“Honestly, for probably the next week or so, it was like waking up in the morning and trying to make sure it wasn’t a dream, that we really did it,” Bentley said. “And even now, I look back on my entire football career, including eight years in the NFL, and that to me was the most exciting win of my life.”

Three decades later, most longtime Canes fans will still get goose bumps when they recall Kenny Calhoun’s pass deflection in the final seconds that secured the national title.

The Orange Bowl nail-biter was the culmination of Miami’s long, uphill climb. It also marked the beginning of a football dynasty.

“That’s the reason why I coined a phrase that has been with me since 1979. To believe is to be strong,” said Schnellenberger, whose confidence never wavered, even after the opening loss to Florida. “So we sell the message, if we believe we can come together and work like we can do it, and it shall come to pass.”

And there was never any doubt among Miami players.

“We believed we had the opportunity to compete for a national championship because we played all the major teams around the nation,” Calhoun said. “We weren’t in a league at the time, or a conference, so we played teams from everywhere, and we felt that was an edge to get to the national championship.”


Back to the future

The 2013 Hurricanes, which are favored to win the ACC Coastal Division, can draw a lot of parallels with their 1980s counterparts.

Schnellenberger likes what he sees from third-year coach Al Golden, saying he is “pretty enthralled” with him.

“I think he’s got the idea of recruiting local kids down. The team has speed, a quarterback that can make it in the National Football League easily, receivers and running backs and a wildcard defense,” Schnellenberger said.

Golden once asked the former coach to speak to the Canes and provide some perspective about what came before them.

“I gave them a history lesson, and I told them if they can reach those heights, what it would do for the student body and the faculty and the staff and the alumni and those football fans all over South Florida,” Schnellenberger said. “And how much of an impact that makes not just on the niversity, but on the community.”

When Miami takes the field under the lights at Sun Life Stadium, the members of that 1983 championship team will be buzzing with excitement and anticipation just like their glory days at the Orange Bowl.

“It’s always good to see your brothers, your teammates, your friends, your classmates from time gone by,” he said. “It’s an honor and a privilege to get together.”

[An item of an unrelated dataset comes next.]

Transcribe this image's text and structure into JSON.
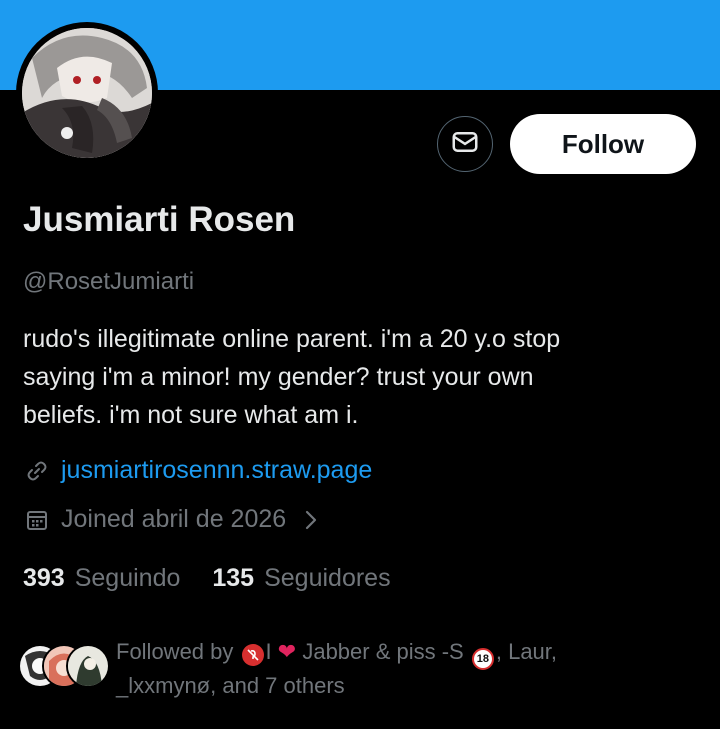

Bentley agrees.

“I’m excited about seeing those guys,” he said of the more than 50 teammates expected to attend Friday’s season opener.  “That game, that national championship, it bonded us all for life.”